Up to 10,000 passengers at Heathrow alone were affected by an air traffic control computer failure, the transport secretary has confirmed.
Patrick McLoughlin said Friday's failure was "unacceptable" but defended the National Air Traffic Services.
He told MPs he welcomed an inquiry by the Civil Aviation Authority (CAA) into the chaos, saying he hoped the findings would be available by March 2015.
Nats has blamed a computer glitch for disruption to flights across the UK.
Answering questions from the House of Commons Transport Committee, Mr McLoughlin defended the overall performance of Nats, saying it was doing "an incredibly good job".
"The average delay this year in Nats is 2.5 seconds per flight, whereas the rest of Europe we're taking about 30 seconds," he said.
He also compared the disruption to a telephone failure at the Swanwick centre in December 2013, which also caused flight disruption.
That incident caused 126,000 minutes of delays, compared to Friday's 16,000 minutes, Mr McLoughlin said.
Earlier, Prime Minister David Cameron said the failure - which has been blamed on a single line of computer code in one flight system - would be examined "very, very carefully".
The CAA is to appoint an independent chair to lead the inquiry, which will take evidence from experts on information technology and air traffic control.
However, the transport committee's chairman Louise Ellman questioned Mr McLoughlin about the inquiry - which could involve CAA and Nats staff - saying it "did not look very independent".
The inquiry would be dealing with a very specialised and technical area, Mr McLoughlin said.

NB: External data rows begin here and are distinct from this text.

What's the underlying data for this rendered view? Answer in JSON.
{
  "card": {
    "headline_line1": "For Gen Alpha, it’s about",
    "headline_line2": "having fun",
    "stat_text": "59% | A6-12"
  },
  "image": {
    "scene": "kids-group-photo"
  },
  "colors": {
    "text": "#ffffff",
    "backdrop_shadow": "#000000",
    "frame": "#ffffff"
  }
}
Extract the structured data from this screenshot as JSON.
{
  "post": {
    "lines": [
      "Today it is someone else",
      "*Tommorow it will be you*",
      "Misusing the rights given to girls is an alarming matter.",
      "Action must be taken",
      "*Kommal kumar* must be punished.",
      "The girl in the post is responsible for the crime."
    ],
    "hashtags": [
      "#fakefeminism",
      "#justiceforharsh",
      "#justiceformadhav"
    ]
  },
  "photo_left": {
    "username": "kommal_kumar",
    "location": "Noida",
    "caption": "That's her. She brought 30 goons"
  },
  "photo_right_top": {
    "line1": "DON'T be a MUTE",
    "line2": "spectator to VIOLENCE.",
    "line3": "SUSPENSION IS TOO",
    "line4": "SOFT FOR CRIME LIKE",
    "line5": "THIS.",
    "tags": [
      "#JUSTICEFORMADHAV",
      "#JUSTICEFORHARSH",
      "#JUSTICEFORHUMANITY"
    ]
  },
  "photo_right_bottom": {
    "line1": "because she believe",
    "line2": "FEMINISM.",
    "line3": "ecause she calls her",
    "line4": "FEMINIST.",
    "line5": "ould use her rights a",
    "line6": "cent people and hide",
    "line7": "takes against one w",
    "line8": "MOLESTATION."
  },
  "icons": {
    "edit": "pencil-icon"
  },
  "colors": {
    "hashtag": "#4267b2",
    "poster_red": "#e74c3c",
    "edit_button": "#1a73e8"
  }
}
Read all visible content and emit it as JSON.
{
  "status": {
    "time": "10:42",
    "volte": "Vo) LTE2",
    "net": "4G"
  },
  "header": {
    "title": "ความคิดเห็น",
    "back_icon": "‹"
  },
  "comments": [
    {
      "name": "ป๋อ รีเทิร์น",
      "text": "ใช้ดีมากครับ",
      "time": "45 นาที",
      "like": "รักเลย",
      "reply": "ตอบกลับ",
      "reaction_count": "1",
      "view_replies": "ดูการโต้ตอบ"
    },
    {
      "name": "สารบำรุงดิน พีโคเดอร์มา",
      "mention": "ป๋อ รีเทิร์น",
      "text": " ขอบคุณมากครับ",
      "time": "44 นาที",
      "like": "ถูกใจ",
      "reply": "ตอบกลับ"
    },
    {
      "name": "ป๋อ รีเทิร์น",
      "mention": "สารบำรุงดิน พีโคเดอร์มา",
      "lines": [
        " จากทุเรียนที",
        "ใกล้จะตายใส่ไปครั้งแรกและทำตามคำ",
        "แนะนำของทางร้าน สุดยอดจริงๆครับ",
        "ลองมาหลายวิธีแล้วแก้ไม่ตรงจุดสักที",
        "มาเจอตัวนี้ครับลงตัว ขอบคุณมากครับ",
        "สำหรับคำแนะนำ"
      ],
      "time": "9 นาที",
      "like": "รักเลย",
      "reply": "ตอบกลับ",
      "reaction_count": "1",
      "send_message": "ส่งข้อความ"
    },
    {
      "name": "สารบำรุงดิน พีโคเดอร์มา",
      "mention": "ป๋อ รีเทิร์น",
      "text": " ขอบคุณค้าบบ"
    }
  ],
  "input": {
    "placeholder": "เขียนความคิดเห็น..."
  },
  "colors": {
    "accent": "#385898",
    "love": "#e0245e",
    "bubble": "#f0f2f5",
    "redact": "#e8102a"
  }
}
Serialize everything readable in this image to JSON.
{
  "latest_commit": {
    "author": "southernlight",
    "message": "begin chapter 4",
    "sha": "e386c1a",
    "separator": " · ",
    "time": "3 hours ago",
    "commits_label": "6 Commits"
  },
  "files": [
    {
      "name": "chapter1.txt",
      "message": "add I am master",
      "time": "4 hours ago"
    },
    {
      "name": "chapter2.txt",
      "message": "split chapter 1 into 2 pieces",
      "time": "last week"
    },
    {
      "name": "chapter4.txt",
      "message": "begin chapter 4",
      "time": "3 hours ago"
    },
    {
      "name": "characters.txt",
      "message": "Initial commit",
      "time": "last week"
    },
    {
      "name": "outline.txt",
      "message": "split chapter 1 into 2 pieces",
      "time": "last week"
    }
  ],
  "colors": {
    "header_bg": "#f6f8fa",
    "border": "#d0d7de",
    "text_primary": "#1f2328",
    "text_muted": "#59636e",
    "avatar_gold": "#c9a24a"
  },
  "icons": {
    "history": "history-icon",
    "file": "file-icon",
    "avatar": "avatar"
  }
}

He said there was a limited number of people who could carry it out.
"We want to find out what went wrong and make sure it doesn't happen again," he added,
Investment by Nats has been questioned since Friday's failure, which grounded many flights at Heathrow and Gatwick with knock-on effects at other UK airports.
Heathrow also cancelled about 40 flights on Saturday morning before normal services resumed.
The company's chief executive, Richard Deakin, rejected criticism from Business Secretary Vince Cable, who accused the company of "skimping on large-scale investment" and being "penny wise and pound foolish".
The company says it will be spending £575m over the next five years on systems.
Mr Deakin has also faced calls from Labour MP Paul Flynn to have his bonus docked because of the disruption.
Speaking to BBC Radio 4's Today programme, he said he expected his pay to be affected by the incident but stressed that Nats' performance over the year had been good.
"We have the funding that we need to deliver the service that we require," he added.